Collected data
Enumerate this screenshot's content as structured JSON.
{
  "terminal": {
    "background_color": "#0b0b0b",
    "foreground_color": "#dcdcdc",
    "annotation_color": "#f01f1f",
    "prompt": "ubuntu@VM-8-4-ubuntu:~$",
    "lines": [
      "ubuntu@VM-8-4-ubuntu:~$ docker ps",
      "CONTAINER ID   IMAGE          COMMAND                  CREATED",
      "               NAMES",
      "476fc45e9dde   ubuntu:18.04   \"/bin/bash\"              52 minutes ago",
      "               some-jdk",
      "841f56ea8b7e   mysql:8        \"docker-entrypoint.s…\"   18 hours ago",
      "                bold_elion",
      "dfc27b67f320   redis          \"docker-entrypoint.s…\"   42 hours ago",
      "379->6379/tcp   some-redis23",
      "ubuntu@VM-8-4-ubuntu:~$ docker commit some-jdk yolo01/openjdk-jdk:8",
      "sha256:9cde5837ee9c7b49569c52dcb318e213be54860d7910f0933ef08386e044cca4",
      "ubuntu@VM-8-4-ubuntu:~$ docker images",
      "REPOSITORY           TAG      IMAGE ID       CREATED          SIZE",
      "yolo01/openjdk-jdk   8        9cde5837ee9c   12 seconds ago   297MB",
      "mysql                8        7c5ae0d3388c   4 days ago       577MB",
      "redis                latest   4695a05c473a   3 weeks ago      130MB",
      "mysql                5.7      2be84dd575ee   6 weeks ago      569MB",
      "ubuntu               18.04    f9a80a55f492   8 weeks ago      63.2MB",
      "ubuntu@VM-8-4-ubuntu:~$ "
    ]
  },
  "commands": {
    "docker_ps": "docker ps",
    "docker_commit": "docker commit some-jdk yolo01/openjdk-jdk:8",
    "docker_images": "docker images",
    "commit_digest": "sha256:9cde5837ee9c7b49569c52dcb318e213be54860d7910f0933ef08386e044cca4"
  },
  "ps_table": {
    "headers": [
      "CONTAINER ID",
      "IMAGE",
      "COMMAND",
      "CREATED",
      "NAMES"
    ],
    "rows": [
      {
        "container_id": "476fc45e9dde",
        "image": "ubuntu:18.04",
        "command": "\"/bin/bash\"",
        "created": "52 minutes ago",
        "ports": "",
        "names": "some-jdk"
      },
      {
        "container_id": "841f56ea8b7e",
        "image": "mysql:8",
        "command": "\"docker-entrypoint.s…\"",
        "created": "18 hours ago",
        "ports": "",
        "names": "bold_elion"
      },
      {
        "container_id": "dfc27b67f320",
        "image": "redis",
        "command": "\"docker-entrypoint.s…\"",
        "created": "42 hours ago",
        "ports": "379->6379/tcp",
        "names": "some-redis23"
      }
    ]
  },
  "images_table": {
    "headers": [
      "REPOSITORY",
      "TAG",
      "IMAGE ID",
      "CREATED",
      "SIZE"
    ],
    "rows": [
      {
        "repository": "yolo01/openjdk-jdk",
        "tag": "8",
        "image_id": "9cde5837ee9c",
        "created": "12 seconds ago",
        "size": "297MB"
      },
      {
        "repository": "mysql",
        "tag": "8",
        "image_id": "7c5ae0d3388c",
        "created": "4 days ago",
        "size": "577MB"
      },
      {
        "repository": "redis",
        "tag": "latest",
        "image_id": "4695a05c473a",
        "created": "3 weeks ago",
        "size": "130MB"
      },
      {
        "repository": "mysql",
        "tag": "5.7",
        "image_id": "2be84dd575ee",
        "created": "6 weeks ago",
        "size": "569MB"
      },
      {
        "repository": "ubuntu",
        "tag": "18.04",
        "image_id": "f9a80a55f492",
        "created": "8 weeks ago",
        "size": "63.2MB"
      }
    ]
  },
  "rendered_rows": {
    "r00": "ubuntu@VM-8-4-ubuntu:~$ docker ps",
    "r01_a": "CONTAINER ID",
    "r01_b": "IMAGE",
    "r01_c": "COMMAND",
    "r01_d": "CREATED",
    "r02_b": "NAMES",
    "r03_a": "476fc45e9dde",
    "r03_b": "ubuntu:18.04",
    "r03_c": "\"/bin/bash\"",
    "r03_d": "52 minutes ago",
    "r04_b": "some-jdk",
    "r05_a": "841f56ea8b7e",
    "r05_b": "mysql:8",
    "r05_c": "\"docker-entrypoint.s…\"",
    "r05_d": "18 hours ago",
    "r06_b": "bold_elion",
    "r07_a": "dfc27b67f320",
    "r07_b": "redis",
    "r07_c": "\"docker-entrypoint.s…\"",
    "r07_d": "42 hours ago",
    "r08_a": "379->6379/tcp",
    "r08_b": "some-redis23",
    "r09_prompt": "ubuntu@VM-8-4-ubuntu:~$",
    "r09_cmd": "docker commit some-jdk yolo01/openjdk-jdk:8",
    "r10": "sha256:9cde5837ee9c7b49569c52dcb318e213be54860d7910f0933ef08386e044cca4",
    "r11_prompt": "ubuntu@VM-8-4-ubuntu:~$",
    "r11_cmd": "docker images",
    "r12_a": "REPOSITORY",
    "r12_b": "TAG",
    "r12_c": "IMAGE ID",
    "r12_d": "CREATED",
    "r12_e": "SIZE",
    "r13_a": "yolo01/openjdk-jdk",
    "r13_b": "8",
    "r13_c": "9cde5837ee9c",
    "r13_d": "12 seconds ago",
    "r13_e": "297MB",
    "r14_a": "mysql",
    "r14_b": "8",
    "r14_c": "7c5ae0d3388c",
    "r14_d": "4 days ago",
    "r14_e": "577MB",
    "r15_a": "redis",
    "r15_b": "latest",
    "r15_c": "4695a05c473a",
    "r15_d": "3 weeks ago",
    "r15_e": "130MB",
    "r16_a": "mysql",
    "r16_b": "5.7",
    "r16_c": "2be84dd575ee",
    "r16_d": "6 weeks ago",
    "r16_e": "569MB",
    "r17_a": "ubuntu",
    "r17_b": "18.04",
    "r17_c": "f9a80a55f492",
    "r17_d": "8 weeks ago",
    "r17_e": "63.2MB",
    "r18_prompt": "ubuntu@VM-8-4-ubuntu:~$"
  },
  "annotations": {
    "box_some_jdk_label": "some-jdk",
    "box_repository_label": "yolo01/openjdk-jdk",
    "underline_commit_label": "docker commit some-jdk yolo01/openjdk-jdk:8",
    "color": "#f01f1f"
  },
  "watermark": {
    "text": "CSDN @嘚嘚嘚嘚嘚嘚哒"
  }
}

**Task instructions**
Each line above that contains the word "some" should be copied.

**Task result**
      "               some-jdk",
      "379->6379/tcp   some-redis23",
      "ubuntu@VM-8-4-ubuntu:~$ docker commit some-jdk yolo01/openjdk-jdk:8",
    "docker_commit": "docker commit some-jdk yolo01/openjdk-jdk:8",
        "names": "some-jdk"
        "names": "some-redis23"
    "r04_b": "some-jdk",
    "r08_b": "some-redis23",
    "r09_cmd": "docker commit some-jdk yolo01/openjdk-jdk:8",
    "box_some_jdk_label": "some-jdk",
    "underline_commit_label": "docker commit some-jdk yolo01/openjdk-jdk:8",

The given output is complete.